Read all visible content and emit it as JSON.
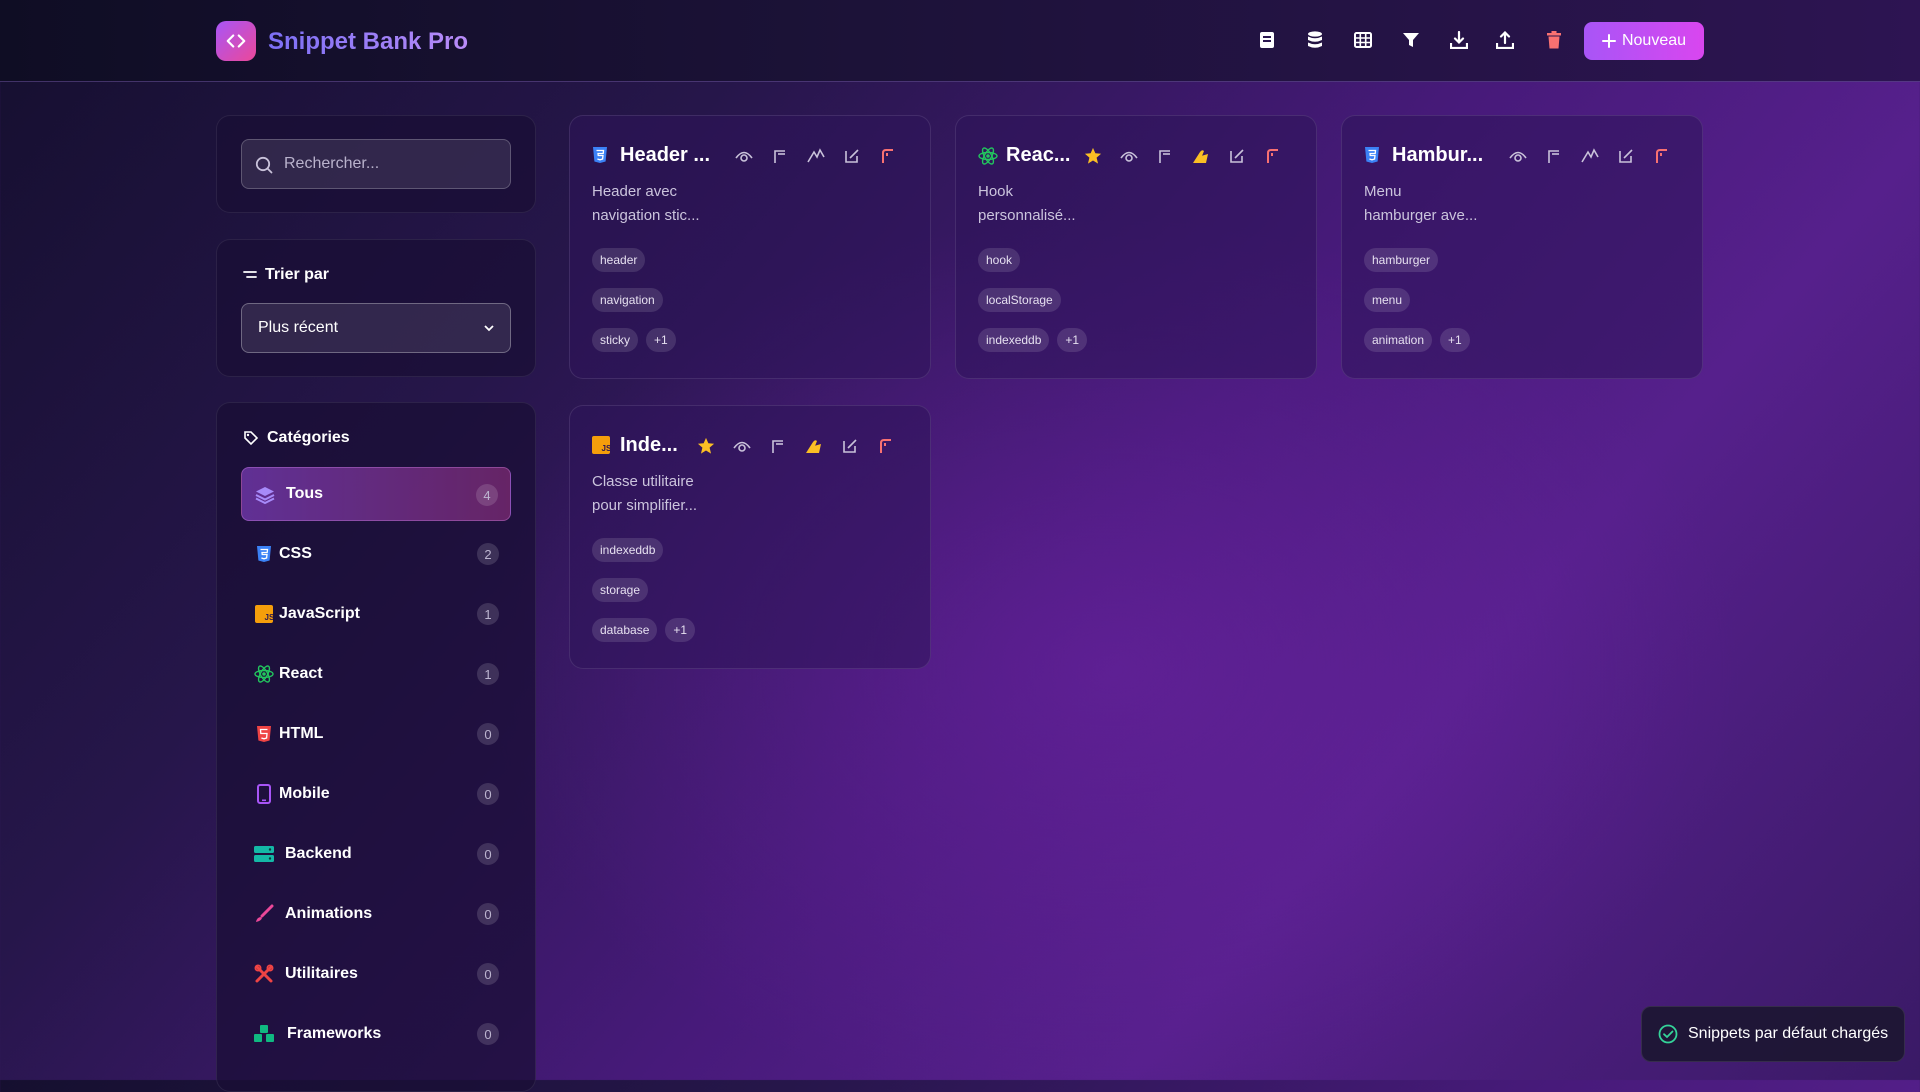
{
  "app": {
    "title": "Snippet Bank Pro"
  },
  "toolbar": {
    "new_label": "Nouveau",
    "icons": [
      "book-icon",
      "database-icon",
      "grid-icon",
      "filter-icon",
      "download-icon",
      "upload-icon",
      "trash-icon"
    ]
  },
  "search": {
    "placeholder": "Rechercher..."
  },
  "sort": {
    "title": "Trier par",
    "selected": "Plus récent"
  },
  "categories": {
    "title": "Catégories",
    "items": [
      {
        "label": "Tous",
        "count": "4"
      },
      {
        "label": "CSS",
        "count": "2"
      },
      {
        "label": "JavaScript",
        "count": "1"
      },
      {
        "label": "React",
        "count": "1"
      },
      {
        "label": "HTML",
        "count": "0"
      },
      {
        "label": "Mobile",
        "count": "0"
      },
      {
        "label": "Backend",
        "count": "0"
      },
      {
        "label": "Animations",
        "count": "0"
      },
      {
        "label": "Utilitaires",
        "count": "0"
      },
      {
        "label": "Frameworks",
        "count": "0"
      }
    ]
  },
  "cards": [
    {
      "title": "Header ...",
      "desc1": "Header avec",
      "desc2": "navigation stic...",
      "tags": [
        "header",
        "navigation",
        "sticky"
      ],
      "more": "+1",
      "favorite": false
    },
    {
      "title": "Reac...",
      "desc1": "Hook",
      "desc2": "personnalisé...",
      "tags": [
        "hook",
        "localStorage",
        "indexeddb"
      ],
      "more": "+1",
      "favorite": true
    },
    {
      "title": "Hambur...",
      "desc1": "Menu",
      "desc2": "hamburger ave...",
      "tags": [
        "hamburger",
        "menu",
        "animation"
      ],
      "more": "+1",
      "favorite": false
    },
    {
      "title": "Inde...",
      "desc1": "Classe utilitaire",
      "desc2": "pour simplifier...",
      "tags": [
        "indexeddb",
        "storage",
        "database"
      ],
      "more": "+1",
      "favorite": true
    }
  ],
  "toast": {
    "message": "Snippets par défaut chargés"
  },
  "colors": {
    "accent": "#a855f7",
    "accent2": "#d946ef",
    "danger": "#f87171",
    "star": "#fbbf24",
    "css": "#3b82f6",
    "react": "#22c55e",
    "js": "#f59e0b"
  }
}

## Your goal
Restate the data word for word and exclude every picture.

## Result
Read all visible content and emit it as JSON.
{
  "app": {
    "title": "Snippet Bank Pro"
  },
  "toolbar": {
    "new_label": "Nouveau",
    "icons": [
      "book-icon",
      "database-icon",
      "grid-icon",
      "filter-icon",
      "download-icon",
      "upload-icon",
      "trash-icon"
    ]
  },
  "search": {
    "placeholder": "Rechercher..."
  },
  "sort": {
    "title": "Trier par",
    "selected": "Plus récent"
  },
  "categories": {
    "title": "Catégories",
    "items": [
      {
        "label": "Tous",
        "count": "4"
      },
      {
        "label": "CSS",
        "count": "2"
      },
      {
        "label": "JavaScript",
        "count": "1"
      },
      {
        "label": "React",
        "count": "1"
      },
      {
        "label": "HTML",
        "count": "0"
      },
      {
        "label": "Mobile",
        "count": "0"
      },
      {
        "label": "Backend",
        "count": "0"
      },
      {
        "label": "Animations",
        "count": "0"
      },
      {
        "label": "Utilitaires",
        "count": "0"
      },
      {
        "label": "Frameworks",
        "count": "0"
      }
    ]
  },
  "cards": [
    {
      "title": "Header ...",
      "desc1": "Header avec",
      "desc2": "navigation stic...",
      "tags": [
        "header",
        "navigation",
        "sticky"
      ],
      "more": "+1",
      "favorite": false
    },
    {
      "title": "Reac...",
      "desc1": "Hook",
      "desc2": "personnalisé...",
      "tags": [
        "hook",
        "localStorage",
        "indexeddb"
      ],
      "more": "+1",
      "favorite": true
    },
    {
      "title": "Hambur...",
      "desc1": "Menu",
      "desc2": "hamburger ave...",
      "tags": [
        "hamburger",
        "menu",
        "animation"
      ],
      "more": "+1",
      "favorite": false
    },
    {
      "title": "Inde...",
      "desc1": "Classe utilitaire",
      "desc2": "pour simplifier...",
      "tags": [
        "indexeddb",
        "storage",
        "database"
      ],
      "more": "+1",
      "favorite": true
    }
  ],
  "toast": {
    "message": "Snippets par défaut chargés"
  },
  "colors": {
    "accent": "#a855f7",
    "accent2": "#d946ef",
    "danger": "#f87171",
    "star": "#fbbf24",
    "css": "#3b82f6",
    "react": "#22c55e",
    "js": "#f59e0b"
  }
}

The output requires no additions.